Education and support is essential for the newly diagnosed. Understanding the physical changes in the brain is the first step. Take a tour of your brain on the Alzheimer’s website to better understand how it works and learn about the seven stages of Alzheimer’s. Often people resist reaching out for help at first. You will find support groups to be very useful in learning: 1) How to cope with the disease, and 2) Uncovering people’s experience with symptoms and treatments. If you are looking for an early stage support group contact Judy Filippoff, MSW, Early Stage Program coordinator at the Alzheimer’s Association at (800) 272-3900. For a list of support groups through Alzheimer's Aid Society of Northern California click here or visit the Alzheimer’s Association support group and education calendar. Remember, you are not alone in your diagnosis. Watch video
Caregiver Support and Respite Care
Caregiving can be both emotionally draining and extremely rewarding. If you are an adult child with parents needing care, it is a way to give back for the love and nurturing they provided you. There are online support groups just for caregivers. Subscribe to Today’s Caregiver for more tips and articles on how to become a Fearless Caregiver. Here are some things to remember when providing care:
- Take care of your health. Don’t neglect your own doctor’s appointments. You’re physical and emotional strength is needed to care for your loved one.
- Set realistic goals each day. Don’t try to overdo it. Caregiver burnout is a very real and serious thing.
- Eat balanced meals often. Avoid skipping meals. Carry protein snack with you just in case you are waiting in a doctor’s office for prolonged periods.
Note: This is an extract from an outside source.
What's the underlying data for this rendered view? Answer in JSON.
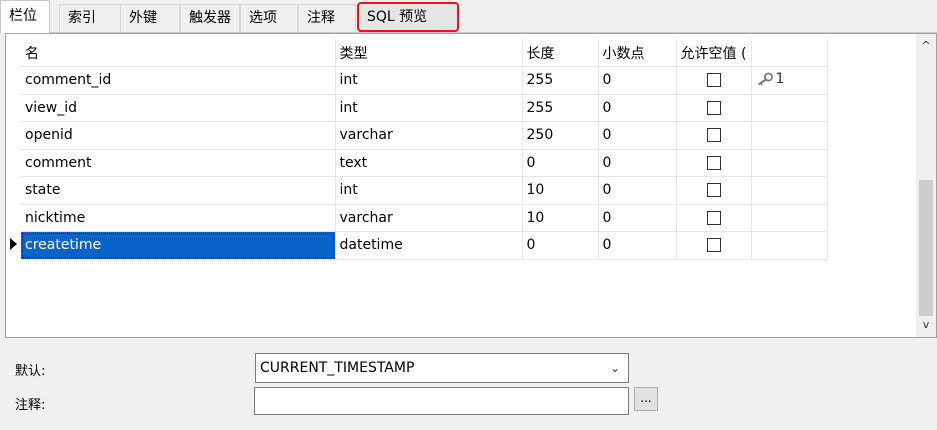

- Sleeplessness is common, but you need sleep to recharge your energy. If you are experiencing sleep disturbances, check in with your doctor.
- Don't give up activities you love. You need time to relax and do things you enjoy. Make time for yourself at least once a week if not more often. Even a walk around the block can give you the strength needed to support your loved one.
If you are starting to feel the burnout of caregiving, find respite care immediately. Respite care is similar to childcare, or a parent hiring a babysitter for a night out. If you need care during the day while you are at work, look for adult day care in your area.
Learning to Live with Dementia
Your doctor will discuss options for conventional therapies including drugs. Other therapies such as art, music and poetry, can have a positive impact on quality of life and well-being for both the patient and the caregiver. When you need help or have questions, call the Alzheimer’s Association 24/7 help line at (800) 272-3900.
If you are ready for additional levels of care in a secure environment, consider Eskaton’s Dayspring Pre-memory Care program or the Dawn of a New Day program:
Dayspring Pre-memory Care offers a blended or transitional approach to assisted living and memory care. Assisted living residents experiencing mild cognitive impairment and early dementia receive the services and care of assisted living along with the support and assurances of Dawn of a New Day Memory Care.
Dawn of a New Day is a philosophy and empathic approach that distinguishes Eskaton’s memory care by its commitment to highly-trained compassionate staff, engaging activities for people with cognitive challenges, support for family, and an environment of respect.